    If you talk to a divorce attorney you may get the correct impression that it’s a 49/51 chance of failure. I do not know of many investors that put money in on those odds if you are trying to equivocate!
    I invest in China and have direct experience but I limit where and what I do because of the restrictions which create this externally gray area for foreign businesses. Its not good but as international business investors (money seeking whores) we try where we can feel the safest anyway…greed. I certainly limit where, what, and how much I invest and know others who feel the same.
    When you create an that ownership restriction you create that “gray” area you choose not to see. Its very institutionalization means that some Chinese will be encouraged to take advantage of such a situation through nuances that any Jim Crow/Apartheid system (although applied to foreign ownership) sets up.
    Cannot own land in Thailand…well marry a Thai woman and have ownership in her name. How many Thai women now look for foreign men who have money for a possible investment/home purchase in Thailand? Not all I am sure but I personally know of 5 guys who have been rested free of large sums because of these types of restrictions. Some Chinese businesses will become these Thai “brides”. It creates a GRAY area of business predation that exist only by way of these laws…thus, GRAY laws. (At least how I have always understood them to be). After the coming economic disconnects the flow of industry will drain from the mountain tops of Chinese commerce to the valleys and rivers of other underdeveloped nations who have less of these restrictions.
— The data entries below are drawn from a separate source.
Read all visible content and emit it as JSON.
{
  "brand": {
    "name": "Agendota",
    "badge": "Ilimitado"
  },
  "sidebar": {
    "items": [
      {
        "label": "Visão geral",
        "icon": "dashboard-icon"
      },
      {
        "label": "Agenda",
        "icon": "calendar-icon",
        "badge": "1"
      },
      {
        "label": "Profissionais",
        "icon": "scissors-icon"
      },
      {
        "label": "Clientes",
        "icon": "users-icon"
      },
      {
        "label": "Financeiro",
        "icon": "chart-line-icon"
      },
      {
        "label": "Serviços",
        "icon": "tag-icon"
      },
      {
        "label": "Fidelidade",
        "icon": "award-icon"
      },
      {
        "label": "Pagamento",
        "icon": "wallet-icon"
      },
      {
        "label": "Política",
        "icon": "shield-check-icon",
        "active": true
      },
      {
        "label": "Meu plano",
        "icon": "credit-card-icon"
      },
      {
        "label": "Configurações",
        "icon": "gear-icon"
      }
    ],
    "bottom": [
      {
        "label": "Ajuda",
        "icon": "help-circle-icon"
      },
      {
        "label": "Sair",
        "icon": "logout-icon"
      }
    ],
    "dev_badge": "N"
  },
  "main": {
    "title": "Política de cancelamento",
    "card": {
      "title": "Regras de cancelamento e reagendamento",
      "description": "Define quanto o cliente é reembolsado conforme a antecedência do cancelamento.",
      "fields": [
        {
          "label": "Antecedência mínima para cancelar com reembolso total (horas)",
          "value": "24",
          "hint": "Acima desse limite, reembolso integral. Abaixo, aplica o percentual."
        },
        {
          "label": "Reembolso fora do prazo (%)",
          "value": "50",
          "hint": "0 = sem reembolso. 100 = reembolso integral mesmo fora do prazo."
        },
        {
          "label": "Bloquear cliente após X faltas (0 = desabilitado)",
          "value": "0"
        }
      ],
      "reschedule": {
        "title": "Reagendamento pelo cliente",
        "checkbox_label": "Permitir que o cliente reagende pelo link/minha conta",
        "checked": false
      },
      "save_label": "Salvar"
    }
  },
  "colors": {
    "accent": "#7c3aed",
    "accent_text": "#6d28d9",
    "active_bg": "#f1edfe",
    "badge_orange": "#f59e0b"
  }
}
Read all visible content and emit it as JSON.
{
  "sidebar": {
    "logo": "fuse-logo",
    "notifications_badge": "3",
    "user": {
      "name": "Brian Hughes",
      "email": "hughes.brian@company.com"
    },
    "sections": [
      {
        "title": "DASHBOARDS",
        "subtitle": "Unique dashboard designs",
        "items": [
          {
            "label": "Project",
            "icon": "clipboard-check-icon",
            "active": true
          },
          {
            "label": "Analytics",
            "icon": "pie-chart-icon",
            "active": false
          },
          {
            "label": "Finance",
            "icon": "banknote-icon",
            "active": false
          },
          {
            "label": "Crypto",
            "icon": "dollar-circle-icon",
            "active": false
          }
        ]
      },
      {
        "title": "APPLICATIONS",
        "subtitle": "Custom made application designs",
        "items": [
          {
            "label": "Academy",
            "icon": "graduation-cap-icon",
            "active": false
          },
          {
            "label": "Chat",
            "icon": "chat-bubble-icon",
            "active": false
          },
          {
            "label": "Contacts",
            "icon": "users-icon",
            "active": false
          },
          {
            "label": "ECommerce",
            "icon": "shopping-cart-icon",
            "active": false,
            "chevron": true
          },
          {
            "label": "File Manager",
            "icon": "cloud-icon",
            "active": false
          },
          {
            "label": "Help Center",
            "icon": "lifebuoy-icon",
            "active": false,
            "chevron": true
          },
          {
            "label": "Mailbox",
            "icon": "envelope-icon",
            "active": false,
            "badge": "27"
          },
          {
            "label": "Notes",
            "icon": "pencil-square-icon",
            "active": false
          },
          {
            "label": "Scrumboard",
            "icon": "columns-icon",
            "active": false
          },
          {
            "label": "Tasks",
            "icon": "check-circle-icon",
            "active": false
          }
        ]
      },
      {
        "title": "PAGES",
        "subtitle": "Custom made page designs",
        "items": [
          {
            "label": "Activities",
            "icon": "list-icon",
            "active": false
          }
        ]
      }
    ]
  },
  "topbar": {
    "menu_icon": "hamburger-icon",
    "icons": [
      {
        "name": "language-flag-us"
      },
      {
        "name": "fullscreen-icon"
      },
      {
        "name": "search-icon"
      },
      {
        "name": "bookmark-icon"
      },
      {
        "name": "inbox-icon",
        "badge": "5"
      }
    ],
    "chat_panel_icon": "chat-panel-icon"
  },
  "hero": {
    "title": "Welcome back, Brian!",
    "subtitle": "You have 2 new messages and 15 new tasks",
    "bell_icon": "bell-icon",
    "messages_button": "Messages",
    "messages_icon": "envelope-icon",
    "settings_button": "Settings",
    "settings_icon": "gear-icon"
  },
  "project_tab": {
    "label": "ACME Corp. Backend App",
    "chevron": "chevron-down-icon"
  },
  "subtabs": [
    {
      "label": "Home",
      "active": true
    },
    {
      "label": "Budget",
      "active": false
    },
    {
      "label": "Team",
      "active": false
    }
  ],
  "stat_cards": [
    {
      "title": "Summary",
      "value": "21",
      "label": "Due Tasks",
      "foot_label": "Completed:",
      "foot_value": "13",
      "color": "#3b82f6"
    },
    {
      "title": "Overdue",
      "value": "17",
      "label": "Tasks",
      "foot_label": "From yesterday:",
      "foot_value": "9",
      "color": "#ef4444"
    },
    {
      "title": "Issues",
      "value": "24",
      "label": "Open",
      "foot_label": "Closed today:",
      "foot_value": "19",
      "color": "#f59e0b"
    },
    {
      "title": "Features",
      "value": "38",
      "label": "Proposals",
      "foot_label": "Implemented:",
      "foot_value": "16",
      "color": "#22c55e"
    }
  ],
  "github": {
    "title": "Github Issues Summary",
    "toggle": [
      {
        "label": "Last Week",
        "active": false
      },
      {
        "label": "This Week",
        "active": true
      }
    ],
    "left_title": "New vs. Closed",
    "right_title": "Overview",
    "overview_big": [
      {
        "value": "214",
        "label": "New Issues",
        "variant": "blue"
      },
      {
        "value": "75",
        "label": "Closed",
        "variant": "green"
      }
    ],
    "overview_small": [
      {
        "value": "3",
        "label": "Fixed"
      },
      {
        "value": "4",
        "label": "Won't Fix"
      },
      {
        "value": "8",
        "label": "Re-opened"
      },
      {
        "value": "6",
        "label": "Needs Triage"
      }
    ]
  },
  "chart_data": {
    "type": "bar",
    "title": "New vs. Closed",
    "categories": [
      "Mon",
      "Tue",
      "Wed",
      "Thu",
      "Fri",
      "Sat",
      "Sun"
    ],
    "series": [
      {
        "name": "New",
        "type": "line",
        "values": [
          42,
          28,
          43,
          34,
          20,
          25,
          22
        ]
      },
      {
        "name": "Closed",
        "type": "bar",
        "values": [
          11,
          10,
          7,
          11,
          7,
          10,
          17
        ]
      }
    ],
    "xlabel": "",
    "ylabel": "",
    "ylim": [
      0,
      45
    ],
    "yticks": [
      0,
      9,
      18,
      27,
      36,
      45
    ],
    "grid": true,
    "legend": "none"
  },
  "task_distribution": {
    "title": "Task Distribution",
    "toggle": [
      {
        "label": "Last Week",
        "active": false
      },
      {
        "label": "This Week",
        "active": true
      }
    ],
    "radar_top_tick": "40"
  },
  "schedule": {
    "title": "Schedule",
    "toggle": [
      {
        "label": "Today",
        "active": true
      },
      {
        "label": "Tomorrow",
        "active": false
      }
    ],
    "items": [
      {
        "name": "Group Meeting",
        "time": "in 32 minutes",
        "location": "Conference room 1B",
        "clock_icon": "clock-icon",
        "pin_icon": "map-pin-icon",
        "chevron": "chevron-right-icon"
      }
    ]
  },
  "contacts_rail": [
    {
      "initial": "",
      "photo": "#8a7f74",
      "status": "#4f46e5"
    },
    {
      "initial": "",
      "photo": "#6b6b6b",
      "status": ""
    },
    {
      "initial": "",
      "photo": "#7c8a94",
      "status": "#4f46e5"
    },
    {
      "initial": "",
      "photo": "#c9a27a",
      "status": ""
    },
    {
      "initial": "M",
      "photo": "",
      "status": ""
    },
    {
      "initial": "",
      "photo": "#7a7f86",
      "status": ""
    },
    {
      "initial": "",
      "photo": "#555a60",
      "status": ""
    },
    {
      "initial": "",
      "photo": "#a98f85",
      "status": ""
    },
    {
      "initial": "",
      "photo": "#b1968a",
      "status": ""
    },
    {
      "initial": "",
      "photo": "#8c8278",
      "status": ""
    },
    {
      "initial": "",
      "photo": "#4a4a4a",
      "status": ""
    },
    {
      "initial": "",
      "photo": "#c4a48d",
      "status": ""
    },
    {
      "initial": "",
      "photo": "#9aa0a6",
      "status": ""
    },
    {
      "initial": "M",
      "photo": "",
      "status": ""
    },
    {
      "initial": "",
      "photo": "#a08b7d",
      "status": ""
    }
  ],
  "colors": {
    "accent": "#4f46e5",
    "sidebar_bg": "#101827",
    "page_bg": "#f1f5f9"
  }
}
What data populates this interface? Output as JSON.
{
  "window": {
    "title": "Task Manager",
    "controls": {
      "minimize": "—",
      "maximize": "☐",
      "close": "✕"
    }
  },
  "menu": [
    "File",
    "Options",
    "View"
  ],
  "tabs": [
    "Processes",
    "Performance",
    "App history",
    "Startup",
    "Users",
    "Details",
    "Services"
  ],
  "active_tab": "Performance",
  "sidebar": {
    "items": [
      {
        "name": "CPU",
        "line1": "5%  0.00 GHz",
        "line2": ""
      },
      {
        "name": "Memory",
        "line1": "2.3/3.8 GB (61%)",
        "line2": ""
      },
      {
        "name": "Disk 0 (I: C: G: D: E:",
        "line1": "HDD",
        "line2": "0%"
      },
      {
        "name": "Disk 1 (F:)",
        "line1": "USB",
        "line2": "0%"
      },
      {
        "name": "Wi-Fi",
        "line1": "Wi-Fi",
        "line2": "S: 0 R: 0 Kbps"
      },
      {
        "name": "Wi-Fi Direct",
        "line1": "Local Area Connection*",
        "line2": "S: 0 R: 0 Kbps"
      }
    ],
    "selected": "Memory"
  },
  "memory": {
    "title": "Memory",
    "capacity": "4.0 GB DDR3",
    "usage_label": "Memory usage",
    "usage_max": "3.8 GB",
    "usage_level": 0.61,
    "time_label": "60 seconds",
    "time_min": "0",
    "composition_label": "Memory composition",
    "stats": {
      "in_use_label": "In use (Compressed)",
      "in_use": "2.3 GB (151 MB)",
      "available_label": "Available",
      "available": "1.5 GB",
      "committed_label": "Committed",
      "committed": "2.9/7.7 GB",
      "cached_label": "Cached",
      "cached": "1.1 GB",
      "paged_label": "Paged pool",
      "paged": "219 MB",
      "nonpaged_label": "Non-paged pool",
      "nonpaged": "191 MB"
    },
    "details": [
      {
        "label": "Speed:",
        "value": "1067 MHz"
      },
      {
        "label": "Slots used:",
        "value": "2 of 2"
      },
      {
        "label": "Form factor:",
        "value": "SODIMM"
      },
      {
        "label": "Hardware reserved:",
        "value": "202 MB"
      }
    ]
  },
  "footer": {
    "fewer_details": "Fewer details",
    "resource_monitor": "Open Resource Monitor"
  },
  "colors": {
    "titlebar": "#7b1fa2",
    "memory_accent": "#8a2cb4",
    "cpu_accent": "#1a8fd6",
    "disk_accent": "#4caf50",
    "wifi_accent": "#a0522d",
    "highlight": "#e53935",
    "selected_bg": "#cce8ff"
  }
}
Gray again is not necessarily found directly in the black and white of contracts so much as it is in the system in which these types of contracts are necessitated in the first place.